- Research the disease yourself. Once you have direct and accurate information about her condition, read up on it to get a better understanding of what she's facing. Someone I know was recently diagnosed with a disease in the family of myeloma and I found it very helpful to dig past surface information to try to better understand the situation. For my friend's disease, I stumbled upon the personal blog of someone who also had the disease and it contained a wealth of information as well as a very interesting perspective - that much of the life expectancy information is out of date and not always applicable to an individual situation. First and foremost, because it's an average and someone has to be on the high end of the data that went into that average, so why not you (or your mom, in this case)? Second, it doesn't always adequately reflect the latest treatments that have been developed. And third, blood cancers are most commonly found in older people, so it's not always clear whether survey subjects succumbed to the disease or whether their life just ran it's natural course.

- Find a support group. There are societies and research foundations for just about every disease. Once you have your mom's actual diagnosis, look for related societies and research foundations and check their web site for support groups that can put you in touch with other people like you who have a loved one with the disease.

- Consider taking time off from work. I don't know what your job situation is, but if you're in the U.S., you may be eligible to take time off under the Family Medical Leave Act. If that might be an option for you (i.e., your job has at least some flexibility and you could forgo the pay), you may want to investigate that option.

- Don't forget about yourself. You are under a lot of stress right now, so make sure you try to take some time for yourself where you can to recharge - yoga, meditation, a long hard run, any kind of exercise, a bath with a cup of herbal tea, immersing yourself in a good book - anything to take your focus away from worrying about your mom.

Hang in there, and please post back and let us know how both your mom and you are doing. ((((((hugs))))))

Holley Calmes
05-30-2011, 03:43 PM
Excellent advice, BittyBug. Knowledge is power.

05-30-2011, 04:24 PM
All great advice. Adding my prayers for your mom and you, Bailey.

05-30-2011, 04:24 PM
Bailey ... you and your mom are in my prayers.

Holley Calmes
05-30-2011, 05:08 PM
What is your Mom's first name, Bailey?
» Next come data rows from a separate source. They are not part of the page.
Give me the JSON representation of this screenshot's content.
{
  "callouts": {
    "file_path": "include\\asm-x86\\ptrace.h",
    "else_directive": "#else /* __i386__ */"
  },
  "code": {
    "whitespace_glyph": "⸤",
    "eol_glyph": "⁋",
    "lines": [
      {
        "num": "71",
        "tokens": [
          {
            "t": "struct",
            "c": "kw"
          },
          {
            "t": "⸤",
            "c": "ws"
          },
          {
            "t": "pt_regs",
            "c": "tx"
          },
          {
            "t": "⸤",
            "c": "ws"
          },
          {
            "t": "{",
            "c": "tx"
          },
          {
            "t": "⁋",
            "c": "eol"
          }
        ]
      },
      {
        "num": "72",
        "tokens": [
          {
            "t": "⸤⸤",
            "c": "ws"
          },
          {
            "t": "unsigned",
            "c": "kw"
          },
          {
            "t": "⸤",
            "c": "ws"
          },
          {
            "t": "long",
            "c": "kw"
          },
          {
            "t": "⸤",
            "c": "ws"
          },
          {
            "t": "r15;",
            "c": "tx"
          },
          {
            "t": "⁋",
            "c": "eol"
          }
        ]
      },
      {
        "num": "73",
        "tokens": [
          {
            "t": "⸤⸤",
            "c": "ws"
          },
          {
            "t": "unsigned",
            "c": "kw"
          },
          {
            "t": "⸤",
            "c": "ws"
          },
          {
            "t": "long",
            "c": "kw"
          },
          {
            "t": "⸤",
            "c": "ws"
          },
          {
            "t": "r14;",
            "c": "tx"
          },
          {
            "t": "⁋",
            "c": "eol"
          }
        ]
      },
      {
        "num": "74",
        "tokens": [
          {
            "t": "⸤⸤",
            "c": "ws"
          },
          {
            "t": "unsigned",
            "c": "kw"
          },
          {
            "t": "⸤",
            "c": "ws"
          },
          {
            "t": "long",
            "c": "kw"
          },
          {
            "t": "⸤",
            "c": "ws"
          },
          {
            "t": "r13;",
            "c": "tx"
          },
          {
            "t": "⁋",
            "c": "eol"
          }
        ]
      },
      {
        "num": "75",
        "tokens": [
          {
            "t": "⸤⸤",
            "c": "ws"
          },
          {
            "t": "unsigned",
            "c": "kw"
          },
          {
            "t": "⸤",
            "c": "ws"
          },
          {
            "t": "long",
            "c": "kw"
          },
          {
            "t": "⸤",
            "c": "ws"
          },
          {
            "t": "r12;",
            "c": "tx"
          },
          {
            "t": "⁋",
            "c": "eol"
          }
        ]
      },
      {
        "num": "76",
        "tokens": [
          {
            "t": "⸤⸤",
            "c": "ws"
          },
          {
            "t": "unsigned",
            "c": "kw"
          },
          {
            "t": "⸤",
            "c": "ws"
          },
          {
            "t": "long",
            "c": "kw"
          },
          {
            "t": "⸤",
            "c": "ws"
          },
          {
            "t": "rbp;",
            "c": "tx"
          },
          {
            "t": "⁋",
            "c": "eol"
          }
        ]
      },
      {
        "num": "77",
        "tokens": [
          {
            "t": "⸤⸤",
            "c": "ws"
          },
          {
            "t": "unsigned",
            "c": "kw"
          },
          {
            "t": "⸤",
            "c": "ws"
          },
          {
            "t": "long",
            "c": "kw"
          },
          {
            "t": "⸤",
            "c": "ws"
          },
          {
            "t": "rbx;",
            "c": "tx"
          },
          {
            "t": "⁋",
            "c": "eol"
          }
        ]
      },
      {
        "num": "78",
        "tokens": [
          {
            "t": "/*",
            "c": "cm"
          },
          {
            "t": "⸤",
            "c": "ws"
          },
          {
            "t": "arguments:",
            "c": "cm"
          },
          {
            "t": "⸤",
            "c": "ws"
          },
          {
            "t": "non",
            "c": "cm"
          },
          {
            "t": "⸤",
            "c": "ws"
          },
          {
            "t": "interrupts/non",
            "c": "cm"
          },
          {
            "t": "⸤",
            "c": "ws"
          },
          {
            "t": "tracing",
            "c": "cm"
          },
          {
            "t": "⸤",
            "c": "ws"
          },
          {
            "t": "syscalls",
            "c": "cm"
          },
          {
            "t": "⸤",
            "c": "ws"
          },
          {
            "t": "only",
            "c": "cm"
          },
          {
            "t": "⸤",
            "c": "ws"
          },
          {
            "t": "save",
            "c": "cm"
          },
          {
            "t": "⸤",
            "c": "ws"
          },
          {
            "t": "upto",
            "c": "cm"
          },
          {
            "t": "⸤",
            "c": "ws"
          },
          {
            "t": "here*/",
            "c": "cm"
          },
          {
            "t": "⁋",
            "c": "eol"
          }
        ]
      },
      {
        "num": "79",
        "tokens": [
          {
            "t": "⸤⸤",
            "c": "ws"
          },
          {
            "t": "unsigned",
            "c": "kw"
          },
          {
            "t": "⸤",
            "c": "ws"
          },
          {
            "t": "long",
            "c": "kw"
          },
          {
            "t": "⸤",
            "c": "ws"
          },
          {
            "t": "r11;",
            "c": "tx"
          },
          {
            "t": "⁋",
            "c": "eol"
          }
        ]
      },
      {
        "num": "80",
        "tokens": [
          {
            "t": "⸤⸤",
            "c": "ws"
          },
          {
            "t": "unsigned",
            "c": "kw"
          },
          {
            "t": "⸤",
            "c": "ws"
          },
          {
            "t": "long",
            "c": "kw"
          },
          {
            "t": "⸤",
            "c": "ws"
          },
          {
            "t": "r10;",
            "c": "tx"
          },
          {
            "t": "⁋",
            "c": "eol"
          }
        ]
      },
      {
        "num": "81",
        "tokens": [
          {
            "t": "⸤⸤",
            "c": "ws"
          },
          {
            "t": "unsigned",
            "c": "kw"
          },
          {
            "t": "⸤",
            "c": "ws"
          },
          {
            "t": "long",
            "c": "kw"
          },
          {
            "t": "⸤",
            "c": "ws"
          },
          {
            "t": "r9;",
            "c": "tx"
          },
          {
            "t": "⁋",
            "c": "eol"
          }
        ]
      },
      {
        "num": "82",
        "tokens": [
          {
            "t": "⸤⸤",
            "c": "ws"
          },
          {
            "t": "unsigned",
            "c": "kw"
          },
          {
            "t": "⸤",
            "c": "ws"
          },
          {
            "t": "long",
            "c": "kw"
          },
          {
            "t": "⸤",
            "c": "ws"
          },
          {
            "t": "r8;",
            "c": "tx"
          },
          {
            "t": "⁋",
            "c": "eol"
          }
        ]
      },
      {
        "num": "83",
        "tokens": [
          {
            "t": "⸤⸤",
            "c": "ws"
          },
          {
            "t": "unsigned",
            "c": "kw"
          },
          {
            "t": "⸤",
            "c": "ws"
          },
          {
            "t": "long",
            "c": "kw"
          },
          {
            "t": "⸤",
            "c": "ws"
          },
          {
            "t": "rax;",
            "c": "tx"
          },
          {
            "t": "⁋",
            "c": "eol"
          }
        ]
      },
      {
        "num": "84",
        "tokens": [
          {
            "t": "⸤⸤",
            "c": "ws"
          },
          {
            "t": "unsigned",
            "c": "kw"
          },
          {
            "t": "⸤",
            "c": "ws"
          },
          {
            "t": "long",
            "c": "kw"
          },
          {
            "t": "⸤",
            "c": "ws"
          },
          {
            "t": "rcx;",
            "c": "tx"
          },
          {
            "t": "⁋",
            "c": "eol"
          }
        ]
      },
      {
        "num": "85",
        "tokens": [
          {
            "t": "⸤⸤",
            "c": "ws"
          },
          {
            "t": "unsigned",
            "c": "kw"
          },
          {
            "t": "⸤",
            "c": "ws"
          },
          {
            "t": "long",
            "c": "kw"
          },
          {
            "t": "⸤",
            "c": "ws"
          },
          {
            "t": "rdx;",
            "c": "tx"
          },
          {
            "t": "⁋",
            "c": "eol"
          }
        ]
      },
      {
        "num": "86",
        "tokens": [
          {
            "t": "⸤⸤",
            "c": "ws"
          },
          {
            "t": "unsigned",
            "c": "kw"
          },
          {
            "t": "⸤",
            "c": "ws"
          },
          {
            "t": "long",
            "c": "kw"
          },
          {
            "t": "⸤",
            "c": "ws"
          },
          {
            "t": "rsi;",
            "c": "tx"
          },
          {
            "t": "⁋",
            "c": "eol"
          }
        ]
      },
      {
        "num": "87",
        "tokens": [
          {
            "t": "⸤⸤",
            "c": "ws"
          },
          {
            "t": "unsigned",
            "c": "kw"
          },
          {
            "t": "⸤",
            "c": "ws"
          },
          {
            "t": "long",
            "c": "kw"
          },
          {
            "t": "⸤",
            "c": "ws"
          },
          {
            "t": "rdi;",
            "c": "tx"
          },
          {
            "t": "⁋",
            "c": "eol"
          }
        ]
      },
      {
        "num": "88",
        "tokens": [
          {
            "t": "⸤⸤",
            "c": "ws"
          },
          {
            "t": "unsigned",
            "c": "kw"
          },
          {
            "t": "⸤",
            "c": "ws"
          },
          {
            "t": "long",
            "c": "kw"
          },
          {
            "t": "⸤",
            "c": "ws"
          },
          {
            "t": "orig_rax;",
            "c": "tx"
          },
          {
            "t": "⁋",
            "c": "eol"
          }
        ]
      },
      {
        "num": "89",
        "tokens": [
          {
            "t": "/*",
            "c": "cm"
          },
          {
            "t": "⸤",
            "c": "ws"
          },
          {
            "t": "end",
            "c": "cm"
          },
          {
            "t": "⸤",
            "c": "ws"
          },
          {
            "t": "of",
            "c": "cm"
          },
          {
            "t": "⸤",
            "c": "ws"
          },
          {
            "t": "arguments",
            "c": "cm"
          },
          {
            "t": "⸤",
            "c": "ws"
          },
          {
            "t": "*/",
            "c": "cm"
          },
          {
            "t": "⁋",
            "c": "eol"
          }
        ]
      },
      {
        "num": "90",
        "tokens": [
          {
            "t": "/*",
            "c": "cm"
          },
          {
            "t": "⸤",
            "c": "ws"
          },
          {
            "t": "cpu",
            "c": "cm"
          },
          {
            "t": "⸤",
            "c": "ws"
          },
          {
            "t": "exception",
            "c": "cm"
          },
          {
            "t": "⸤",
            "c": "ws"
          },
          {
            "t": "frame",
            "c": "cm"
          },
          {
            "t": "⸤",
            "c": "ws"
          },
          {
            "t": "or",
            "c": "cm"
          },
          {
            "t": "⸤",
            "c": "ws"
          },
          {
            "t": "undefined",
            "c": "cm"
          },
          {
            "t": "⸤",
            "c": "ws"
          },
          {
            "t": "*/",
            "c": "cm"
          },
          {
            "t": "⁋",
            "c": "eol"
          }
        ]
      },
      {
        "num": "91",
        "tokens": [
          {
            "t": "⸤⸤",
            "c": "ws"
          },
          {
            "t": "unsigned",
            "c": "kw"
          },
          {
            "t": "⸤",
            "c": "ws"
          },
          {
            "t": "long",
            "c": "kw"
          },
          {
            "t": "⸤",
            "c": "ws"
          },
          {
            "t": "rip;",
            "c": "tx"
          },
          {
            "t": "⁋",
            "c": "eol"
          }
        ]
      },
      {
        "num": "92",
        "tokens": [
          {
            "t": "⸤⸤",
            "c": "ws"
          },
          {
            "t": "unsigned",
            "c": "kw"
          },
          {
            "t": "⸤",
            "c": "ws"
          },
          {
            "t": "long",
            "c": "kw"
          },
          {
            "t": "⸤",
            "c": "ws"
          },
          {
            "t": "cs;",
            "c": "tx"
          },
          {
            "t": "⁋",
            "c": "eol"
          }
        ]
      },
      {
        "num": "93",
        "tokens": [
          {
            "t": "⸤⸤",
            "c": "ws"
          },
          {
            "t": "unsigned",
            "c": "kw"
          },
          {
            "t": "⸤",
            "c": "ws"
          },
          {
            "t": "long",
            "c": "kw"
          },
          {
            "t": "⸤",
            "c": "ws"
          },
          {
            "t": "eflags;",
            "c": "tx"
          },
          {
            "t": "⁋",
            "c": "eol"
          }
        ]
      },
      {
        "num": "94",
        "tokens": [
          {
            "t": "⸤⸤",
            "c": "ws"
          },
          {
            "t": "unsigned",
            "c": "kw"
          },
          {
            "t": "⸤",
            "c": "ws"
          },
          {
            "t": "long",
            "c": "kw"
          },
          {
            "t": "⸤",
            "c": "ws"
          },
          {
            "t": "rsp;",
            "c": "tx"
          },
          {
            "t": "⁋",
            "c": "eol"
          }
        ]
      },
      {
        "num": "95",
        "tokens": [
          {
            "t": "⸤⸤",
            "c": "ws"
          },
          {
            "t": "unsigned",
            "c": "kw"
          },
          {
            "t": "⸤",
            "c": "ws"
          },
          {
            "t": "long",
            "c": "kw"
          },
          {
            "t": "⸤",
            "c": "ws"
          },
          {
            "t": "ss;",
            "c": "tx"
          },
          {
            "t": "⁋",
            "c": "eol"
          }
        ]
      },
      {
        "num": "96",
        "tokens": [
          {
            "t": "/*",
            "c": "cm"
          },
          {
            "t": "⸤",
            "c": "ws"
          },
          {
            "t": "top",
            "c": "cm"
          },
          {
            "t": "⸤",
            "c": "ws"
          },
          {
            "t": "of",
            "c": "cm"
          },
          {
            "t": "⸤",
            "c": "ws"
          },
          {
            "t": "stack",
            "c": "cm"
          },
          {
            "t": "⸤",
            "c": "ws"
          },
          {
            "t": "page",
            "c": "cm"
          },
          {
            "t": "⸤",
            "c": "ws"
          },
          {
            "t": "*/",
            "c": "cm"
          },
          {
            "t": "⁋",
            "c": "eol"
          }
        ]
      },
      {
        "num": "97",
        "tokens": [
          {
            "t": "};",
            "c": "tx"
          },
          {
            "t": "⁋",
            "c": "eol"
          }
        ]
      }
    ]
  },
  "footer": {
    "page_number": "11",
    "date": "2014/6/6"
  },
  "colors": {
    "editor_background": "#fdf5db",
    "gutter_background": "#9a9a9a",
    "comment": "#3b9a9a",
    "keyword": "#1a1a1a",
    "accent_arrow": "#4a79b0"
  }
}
love skating
05-30-2011, 05:23 PM
(((Bailey))) My prayers and best wishes to you and your family. My father passed away last year from a four year battle with colon cancer (that we knew from the start was incurable). My only advice would be to treasure your moments with your parent. I think your being there for your mom is the best thing for her. And trying to make things as normal for her in abnormal circumstances is helpful. But know that there is no one right way to do things - everybody is different and wants different things. Some people want to fight their disease hard and for as long as possible, while some would rather have a shorter time with more quality of life. Some want a lot of people around them, while some only want their closest family around. I will keep you in my prayers.

05-30-2011, 05:32 PM
You and your family will be in my prayers and thoughts.

05-30-2011, 06:12 PM
how stressful for you =( I have no expericnce with this type of condition but my thoughts are with you and your family

05-30-2011, 07:08 PM
Bailey - I will keep you and your family in my thoughts -- that is a big blow on top of your grandfather's death last week.

LiveStrong has free one-on-one counseling and support for those affected by cancer -- it doesn't matter if you are the patient or a family member -- lots of support is available, and I have heard it is very good. They're not open today, but they will be open tomorrow morning:


05-30-2011, 07:51 PM
(((Bailey))) - I will be thinking of you and your family.

Here's another website for you - http://www.scottcares.org/ - Scott Hamilton's CARES Initiative. They also sponsor the Fourth Angel program which matches interested cancer patients and/or caregivers with mentors that have been through similiar experiences.